→ **Prompt**:
Below are records; report the number of lines in them that include the word "選取要等的第一個物件的物件", with no other text.

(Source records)
[Start of Attachment]

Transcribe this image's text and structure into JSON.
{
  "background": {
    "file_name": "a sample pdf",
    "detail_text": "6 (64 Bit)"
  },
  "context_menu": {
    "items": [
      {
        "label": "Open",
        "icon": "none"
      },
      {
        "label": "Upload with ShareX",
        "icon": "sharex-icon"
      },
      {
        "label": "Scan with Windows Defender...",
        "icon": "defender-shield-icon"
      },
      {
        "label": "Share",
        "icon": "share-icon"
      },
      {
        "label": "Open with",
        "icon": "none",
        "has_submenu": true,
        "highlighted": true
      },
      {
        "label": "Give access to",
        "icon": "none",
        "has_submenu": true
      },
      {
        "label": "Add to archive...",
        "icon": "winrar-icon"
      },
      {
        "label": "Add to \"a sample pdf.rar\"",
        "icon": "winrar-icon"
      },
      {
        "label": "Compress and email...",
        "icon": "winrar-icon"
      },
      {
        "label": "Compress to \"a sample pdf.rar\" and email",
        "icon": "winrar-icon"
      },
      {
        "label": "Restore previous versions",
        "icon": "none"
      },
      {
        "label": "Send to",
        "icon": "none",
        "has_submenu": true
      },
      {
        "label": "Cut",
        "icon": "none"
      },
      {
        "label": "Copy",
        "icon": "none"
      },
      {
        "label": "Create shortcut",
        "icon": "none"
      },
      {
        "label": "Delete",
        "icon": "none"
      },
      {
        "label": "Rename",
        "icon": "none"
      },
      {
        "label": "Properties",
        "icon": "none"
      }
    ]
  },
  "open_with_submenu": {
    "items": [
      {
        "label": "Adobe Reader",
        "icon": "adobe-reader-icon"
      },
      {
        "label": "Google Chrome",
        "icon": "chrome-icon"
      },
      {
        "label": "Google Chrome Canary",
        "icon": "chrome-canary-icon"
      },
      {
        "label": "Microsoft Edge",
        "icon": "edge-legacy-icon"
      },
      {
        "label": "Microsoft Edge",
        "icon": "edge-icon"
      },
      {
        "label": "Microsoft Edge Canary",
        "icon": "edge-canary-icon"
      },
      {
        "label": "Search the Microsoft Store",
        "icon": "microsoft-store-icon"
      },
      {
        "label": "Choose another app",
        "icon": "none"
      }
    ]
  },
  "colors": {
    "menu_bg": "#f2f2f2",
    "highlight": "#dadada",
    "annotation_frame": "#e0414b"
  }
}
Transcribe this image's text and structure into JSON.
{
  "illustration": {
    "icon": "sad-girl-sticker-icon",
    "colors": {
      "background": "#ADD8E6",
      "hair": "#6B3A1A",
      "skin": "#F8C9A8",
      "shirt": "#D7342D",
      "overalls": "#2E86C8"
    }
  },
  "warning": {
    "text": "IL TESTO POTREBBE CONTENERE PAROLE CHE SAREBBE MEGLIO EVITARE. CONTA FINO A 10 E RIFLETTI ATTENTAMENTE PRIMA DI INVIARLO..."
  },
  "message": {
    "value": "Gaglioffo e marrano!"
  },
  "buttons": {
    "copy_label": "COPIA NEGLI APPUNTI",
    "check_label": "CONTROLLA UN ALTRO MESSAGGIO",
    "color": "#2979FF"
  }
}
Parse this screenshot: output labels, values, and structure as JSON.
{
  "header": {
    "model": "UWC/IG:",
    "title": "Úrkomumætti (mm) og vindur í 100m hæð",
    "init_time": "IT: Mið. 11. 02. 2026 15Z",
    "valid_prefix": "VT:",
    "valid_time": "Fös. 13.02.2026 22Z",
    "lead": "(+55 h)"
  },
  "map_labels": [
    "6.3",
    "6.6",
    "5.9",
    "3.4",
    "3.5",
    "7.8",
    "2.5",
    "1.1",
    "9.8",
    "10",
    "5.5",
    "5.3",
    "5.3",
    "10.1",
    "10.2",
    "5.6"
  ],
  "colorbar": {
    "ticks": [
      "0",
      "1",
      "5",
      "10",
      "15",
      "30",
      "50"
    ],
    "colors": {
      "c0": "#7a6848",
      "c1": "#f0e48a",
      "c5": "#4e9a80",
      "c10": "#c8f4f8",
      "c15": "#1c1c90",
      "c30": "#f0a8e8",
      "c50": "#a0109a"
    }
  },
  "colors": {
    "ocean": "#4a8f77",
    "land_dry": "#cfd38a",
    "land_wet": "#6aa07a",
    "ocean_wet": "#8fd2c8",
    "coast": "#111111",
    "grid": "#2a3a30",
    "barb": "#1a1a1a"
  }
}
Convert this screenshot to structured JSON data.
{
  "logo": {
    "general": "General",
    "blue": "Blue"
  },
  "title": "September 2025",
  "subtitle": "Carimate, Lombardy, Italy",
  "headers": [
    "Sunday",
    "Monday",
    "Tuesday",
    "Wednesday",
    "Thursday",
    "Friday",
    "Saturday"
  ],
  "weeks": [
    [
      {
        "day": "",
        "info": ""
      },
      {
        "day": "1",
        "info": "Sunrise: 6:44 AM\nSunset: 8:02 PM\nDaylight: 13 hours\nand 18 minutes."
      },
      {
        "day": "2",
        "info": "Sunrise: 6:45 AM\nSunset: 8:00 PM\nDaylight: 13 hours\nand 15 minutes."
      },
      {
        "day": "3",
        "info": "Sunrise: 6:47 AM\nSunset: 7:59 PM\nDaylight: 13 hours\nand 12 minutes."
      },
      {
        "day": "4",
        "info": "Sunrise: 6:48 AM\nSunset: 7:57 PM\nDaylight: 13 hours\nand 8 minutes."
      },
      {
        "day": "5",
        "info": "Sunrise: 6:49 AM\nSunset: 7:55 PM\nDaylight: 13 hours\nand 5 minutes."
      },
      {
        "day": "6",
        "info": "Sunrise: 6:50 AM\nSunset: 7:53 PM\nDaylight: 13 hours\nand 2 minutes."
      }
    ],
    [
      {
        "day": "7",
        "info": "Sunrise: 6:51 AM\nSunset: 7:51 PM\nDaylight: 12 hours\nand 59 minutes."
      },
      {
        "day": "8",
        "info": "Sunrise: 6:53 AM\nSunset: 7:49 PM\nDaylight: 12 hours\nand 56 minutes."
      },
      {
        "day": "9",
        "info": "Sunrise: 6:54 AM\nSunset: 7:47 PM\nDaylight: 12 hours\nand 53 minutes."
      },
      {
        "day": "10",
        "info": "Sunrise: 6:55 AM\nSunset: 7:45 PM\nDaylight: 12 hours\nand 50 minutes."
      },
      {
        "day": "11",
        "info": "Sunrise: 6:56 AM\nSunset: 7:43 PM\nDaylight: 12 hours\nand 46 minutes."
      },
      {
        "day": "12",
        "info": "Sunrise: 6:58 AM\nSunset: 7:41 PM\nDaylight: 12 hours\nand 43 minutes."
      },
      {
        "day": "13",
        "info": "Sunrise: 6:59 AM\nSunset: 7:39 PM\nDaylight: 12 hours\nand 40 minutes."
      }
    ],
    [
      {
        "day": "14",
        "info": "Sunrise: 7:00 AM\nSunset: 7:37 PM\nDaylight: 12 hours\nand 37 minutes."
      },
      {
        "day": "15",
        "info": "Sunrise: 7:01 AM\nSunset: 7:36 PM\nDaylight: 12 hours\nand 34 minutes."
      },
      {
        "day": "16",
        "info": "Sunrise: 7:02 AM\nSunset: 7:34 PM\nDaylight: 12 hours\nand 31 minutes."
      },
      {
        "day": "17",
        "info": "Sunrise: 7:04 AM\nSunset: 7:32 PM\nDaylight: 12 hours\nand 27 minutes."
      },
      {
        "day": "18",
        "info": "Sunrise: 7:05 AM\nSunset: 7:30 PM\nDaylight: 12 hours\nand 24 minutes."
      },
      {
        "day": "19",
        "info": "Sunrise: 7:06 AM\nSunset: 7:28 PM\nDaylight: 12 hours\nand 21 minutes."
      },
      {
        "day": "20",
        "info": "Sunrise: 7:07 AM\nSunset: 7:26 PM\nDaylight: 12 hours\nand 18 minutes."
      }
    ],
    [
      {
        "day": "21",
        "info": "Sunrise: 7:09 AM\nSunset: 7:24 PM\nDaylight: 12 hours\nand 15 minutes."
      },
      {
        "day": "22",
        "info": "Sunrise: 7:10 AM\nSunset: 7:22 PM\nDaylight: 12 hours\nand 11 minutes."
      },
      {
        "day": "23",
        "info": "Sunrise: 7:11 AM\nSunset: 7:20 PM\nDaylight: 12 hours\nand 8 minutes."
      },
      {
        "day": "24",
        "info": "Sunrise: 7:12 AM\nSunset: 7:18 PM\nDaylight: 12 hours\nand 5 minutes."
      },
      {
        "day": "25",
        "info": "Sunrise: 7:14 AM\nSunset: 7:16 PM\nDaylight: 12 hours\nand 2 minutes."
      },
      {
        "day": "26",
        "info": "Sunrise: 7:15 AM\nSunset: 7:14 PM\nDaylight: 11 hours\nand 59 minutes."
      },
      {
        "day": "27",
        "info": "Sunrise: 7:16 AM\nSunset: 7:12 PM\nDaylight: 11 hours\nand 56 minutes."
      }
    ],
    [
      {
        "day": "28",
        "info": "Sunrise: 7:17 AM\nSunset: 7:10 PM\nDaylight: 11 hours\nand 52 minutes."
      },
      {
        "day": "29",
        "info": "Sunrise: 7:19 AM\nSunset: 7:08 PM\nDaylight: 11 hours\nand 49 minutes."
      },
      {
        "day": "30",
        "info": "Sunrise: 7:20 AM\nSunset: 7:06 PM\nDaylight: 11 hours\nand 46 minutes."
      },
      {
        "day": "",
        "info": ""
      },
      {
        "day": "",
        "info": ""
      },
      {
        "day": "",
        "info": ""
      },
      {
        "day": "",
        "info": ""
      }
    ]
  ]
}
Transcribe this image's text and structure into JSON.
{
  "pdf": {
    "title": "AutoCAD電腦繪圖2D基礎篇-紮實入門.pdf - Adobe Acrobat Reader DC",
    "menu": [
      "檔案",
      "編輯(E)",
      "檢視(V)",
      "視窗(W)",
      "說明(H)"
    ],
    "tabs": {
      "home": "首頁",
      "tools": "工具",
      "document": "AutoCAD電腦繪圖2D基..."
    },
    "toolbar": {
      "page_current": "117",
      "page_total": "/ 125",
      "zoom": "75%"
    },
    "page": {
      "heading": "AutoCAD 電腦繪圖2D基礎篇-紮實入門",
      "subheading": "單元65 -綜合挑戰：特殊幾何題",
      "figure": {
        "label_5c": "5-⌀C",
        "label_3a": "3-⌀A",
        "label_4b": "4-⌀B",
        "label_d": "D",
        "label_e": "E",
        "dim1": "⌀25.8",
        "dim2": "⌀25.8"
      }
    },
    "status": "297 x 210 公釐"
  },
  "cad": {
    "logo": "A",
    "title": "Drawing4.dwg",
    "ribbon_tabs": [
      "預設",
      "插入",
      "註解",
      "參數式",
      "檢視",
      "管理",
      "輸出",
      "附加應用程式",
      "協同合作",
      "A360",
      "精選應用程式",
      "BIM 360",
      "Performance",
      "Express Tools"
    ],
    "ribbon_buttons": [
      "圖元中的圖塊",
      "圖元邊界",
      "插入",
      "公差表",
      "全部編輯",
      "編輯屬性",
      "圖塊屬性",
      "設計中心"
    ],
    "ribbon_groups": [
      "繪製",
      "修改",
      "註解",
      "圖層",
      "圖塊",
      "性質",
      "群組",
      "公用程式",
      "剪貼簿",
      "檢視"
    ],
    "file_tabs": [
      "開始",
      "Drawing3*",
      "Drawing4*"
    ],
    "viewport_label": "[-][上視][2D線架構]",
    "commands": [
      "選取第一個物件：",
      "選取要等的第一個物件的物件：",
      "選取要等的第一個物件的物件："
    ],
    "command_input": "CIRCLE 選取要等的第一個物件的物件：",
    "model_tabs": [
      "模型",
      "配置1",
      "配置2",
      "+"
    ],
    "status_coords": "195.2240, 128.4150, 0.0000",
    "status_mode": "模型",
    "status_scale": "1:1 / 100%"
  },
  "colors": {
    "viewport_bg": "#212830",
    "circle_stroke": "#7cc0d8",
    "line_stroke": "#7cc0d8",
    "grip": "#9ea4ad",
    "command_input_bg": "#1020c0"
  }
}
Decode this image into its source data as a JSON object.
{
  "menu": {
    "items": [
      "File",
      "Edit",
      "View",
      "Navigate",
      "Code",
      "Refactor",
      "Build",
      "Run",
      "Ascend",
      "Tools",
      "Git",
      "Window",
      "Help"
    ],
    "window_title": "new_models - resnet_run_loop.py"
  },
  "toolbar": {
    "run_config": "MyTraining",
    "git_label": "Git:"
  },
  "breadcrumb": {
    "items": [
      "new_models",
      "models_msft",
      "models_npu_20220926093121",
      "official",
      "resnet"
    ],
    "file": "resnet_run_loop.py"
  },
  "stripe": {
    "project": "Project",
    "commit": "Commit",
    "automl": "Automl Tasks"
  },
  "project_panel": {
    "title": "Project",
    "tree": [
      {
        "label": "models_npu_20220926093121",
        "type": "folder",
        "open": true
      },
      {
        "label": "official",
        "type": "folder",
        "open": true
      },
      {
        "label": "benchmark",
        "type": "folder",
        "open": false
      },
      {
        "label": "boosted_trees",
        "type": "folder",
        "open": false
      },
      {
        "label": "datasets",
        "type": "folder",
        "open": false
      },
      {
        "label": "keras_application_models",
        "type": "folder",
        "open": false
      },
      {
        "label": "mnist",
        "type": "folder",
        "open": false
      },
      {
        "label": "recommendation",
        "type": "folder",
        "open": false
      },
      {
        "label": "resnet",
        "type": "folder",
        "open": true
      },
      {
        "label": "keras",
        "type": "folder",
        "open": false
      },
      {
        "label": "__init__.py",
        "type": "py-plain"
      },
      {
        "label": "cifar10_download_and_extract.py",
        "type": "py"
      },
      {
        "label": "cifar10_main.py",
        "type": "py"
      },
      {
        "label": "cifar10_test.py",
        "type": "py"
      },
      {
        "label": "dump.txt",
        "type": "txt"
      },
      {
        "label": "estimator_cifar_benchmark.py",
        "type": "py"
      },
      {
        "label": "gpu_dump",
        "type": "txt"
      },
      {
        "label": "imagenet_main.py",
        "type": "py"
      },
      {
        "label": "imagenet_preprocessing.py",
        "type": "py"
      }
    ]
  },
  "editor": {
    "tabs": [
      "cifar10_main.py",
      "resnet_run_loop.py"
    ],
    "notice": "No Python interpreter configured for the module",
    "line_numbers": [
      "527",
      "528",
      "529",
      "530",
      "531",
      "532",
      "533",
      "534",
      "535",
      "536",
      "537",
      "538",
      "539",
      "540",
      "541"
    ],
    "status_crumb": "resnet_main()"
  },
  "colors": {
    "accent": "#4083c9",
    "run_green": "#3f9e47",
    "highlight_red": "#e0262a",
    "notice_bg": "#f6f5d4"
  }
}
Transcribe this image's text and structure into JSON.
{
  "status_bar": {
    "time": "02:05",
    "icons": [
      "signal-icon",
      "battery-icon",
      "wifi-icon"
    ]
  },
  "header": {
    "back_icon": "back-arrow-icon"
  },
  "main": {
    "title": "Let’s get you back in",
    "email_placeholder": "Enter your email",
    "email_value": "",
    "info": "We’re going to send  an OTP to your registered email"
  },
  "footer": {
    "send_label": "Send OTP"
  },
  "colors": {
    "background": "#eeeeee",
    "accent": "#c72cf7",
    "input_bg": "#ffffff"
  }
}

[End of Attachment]

→ **Solution**:
3